Earlier last month, we learned our church library would be shutting down.
The church library has been there for me ever since I began attending this church at the age of six. It was one of the only places I picked up books to read and is almost wholly responsible for guiding my reading journey.
Worries of it closing have been around since 2020. But ultimately, even though our budget was removed, church members still stepped up to keep it running solely through donations.
The reasoning behind closing it down is to make room for another ministry, which is an idea I don’t mind. Every church has to choose which ministries to support. If it had been simply an issue of one ministry over another, I don’t believe it would have hit as hard.
However, it has become evident through meetings and the way the situation is being handled, that the library is not considered a ministry at all. It is to be swapped out for a smaller resource library made up of nonfiction books only.
But as I shared with one of the librarians there, fiction has done more for me than nonfiction ever has. In the years our church has had the resource shelves (of nonfiction) and our library (of all genres), I have never once used their resources, despite the fact that I have struggled with many topics those books might address.
When I am struggling, I typically look for a story.
I discussed some of this in a post years ago when these threats first began circulating. (Read here) But some of them are worth going through again. Because despite popular belief, fiction is a ministry. And it is just as powerful, if not more than, a resource library full of nonfiction books.

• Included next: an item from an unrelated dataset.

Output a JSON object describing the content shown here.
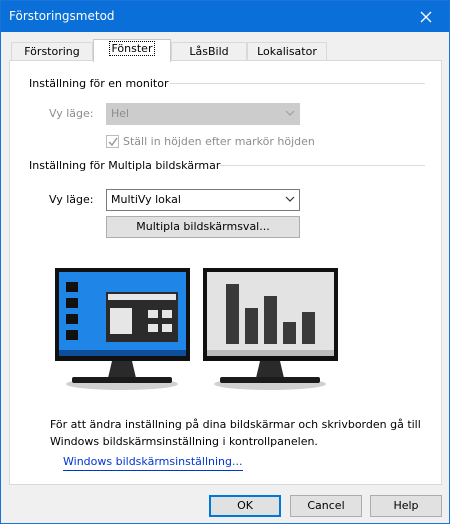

Of course, there are all sorts of people. Some people may seek out a nonfiction book. But as a general rule, fiction is more accessible. Nonfiction tends to use language and illustrations that just don’t connect with the reader (although many authors are working to change that). While I can sit and read a novel in a day, often I can only manage one chapter of a nonfiction book at a time, sometimes not even that much. In some cases, nonfiction can’t do as much good, simply because it’s not getting to people. We get tired of slogging though footnotes and definitions, and look for something easier. We have enough hard things to deal with.
But shouldn't we try hard things? Absolutely. As I said, nonfiction has a very important place and fills very specific needs. However, being accessible or easy to slip into doesn't tend to be a superpower of that genre.
And that leads us to seek out the escape that is fiction. Stories are an escape, and that’s not bad. Escapism is often presented as a problem, but it’s not. If someone is living day in and day out in survival mode because of something they’re going through, a story, fiction can be the only few moments in a day where they aren’t simply surviving, rather than a nonfiction tome that’s just another thing to do.
I’ve been through hard things, just like everyone else. And while I do sometimes seek out a nonfiction book on the topic that I need help with, more often than not, I’ll instead look for stories with representations of a certain issue. Or, because we humans like to deny that trouble exists, I would purposely go in looking for something that had nothing to do with it, because I needed a space where I didn’t have to think about it anymore.
But most importantly, fiction brings people together.
Even though we will no longer have our library, we’re seeking out ways to keep our regular patrons together and in contact. Many of the patrons are older ladies, some of whom say the library is where they feel the most heard. It’s not just about books, it was about a unique way of connecting with people who otherwise would be lost in the shuffle of traditional church structure.
Fiction contributed greatly to that. It was easy to start a conversation based on whatever book we were returning, how we liked it or disliked it. We’d ask each other for recommendations, and when we read those recommendations, we weren’t just enjoying a great story, we were learning a little bit more about the person who recommended it to us.
Fiction and a reading community saw many of us through terrible things—death of spouses or family members, serious illnesses, and trauma. Not only were we able to see ourselves in the stories we chose, but we were able to see ourselves in the people we interacted with at the library, people we might not have interacted with otherwise.
Fiction brings people together in a way that nonfiction simply can’t. A nonfiction text is objective. It comes in, it states its message, it leaves. It is essentially a list of dos and don’ts, or it is an argument for a particular case. While this is important in its own right, it doesn’t build the connection that fiction does.
Meanwhile, fiction is subjective. Fiction means something different to everyone. One person may connect to the protagonist, while one connects more to the supporting character. One may see a certain aspect of the story in their own life, while another has never experienced, but comes away with more knowledge on the topic.
These are just a few thoughts of mine, scattered though they are. And they’re all reasons that I will miss my church library. I wish we had had the chance to prove just how much of a ministry we were. Then again, maybe we had nothing to prove.
Hi, I'm Rachel! I'm the author of the posts here at ProseWorthy. Thanks for stopping by!